New Structure of the MCAT2015

The MCAT has changed in several major ways. Most notably, it has doubled in length. The MCAT2015 consists of 230 questions over 6 hours and 15 minutes, whereas the previous version consisted of 144 questions over 3 hours and 20 minutes. But despite the greater overall length, students taking the newer exam actually have more time to complete each question.

Screen Shot 2014-11-04 at 8.03.17 PM

The MCAT2015 includes both new topic areas and different types of questions. The first three sections are organized around “big ideas” in the sciences. According to the AAMC, these sections “reflect current research about the most effective ways for students to learn and use science, emphasizing deep knowledge of the most important scientific concepts over knowledge simply of many discrete facts.”

Here is a sample question from the MCAT2015 from the section, “Chemical & Physical Foundations of Biological Systems.” It focuses on using scientific theories and models to solve a specific problem.

The radius of the aorta is about 1.0 cm and blood passes through it at a velocity of 30 cm/s. A typical capillary has a radius of about 4 10-4 cm with blood passing through at a velocity of 5 10-2 cm/s. Using this data, what is approximate number of capillaries in a human body?

  1. 1   104
  2. 2   107
  3. 4   109
  4. 7   1012

The new sections will also test additional skills, including research design, graphical analysis and data interpretation. Kaplan claims that the “passages will be restructured to test all of the natural sciences within biological systems,” giving the test a more medical focus by showing the application of the sciences to medicine.

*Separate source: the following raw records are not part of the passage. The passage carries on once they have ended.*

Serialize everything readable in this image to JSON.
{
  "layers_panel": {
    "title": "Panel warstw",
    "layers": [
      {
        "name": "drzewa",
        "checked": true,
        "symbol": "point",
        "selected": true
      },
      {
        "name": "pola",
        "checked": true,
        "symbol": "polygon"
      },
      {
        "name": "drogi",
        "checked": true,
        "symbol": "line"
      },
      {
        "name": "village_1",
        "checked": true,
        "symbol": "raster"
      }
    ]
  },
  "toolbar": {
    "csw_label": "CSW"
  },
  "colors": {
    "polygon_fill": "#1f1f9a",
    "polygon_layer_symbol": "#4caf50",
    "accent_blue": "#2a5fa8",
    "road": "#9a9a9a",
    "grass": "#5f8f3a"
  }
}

The new section, “Psychological, Social, and Behavioral Foundations of Behavior,” comprises 25% of the test, and recognizes the role of social science in treating patients effectively. Catherine Lucey, a member of the MCAT review committee and vice dean of the UC San Francisco School of Medicine, observes:

“One hundred years ago, all you really needed to know was the science. We were all looking for the magic bullet that would cure disease. Now we have problems like obesity and diabetes that require doctors to form therapeutic alliances with patients and convince them to change their lifestyle.”

Ripal Shah, an MCAT test prep tutor for Advantage Testing, agrees that training in the social sciences is beneficial for a career in medicine, because “many studies have shown that communication skills are often the most indicative of patient satisfaction and medication compliance.”

The following visual, from Kaplan Test Prep, illustrates the structural and content changes between the two tests.

Screen Shot 2014-11-04 at 8.03.52 PM

The US News blog, “Medical School Admissions Doctor,” estimates that the vast amount of information covered on the MCAT2015 requires significantly more than standard medical school prerequisites:

  • One year of biology, chemistry, organic chemistry, and physics
  • One semester of biochemistry, psychology, and sociology,
  • A year of humanities (recommended)

Score Scale

Each of the four sections will be scored individually, from 118 to 132, with a midpoint of 125. Scores are combined to create a total score ranging from 472 to 528, with a midpoint of 500. The new score reports will provide details on your test performance. “The AAMC envisions a score report that will bring together MCAT scores, percentile ranks, confidence bands, and score profiles in a way that highlights applicants’ strengths and weaknesses.” The MCAT Score Report Prototype released by the AAMC illustrates each of these aspects of scoring on a sample score report.

Screen Shot 2014-11-04 at 8.04.36 PM

Percentile ranks are included so examinees can compare their performance to others who took the new exam. Confidence bands show the ranges of scores an examinee could expect on another MCAT attempt. Score profiles provide information about applicants’ strengths and weaknesses across the four sections of the exam.

Applying to medical school is a long and challenging process. Not to mention competitive: just under 50,000 students applied to medical school in 2014, with an average MCAT score of 28.6 and GPA of 3.55. Of those accepted, the mean MCAT score was 31.4, with a 3.69 GPA.

For more information or guidance regarding the MCAT, or any other aspect of the admissions process, contact Collegiate Gateway – we’re always happy to help.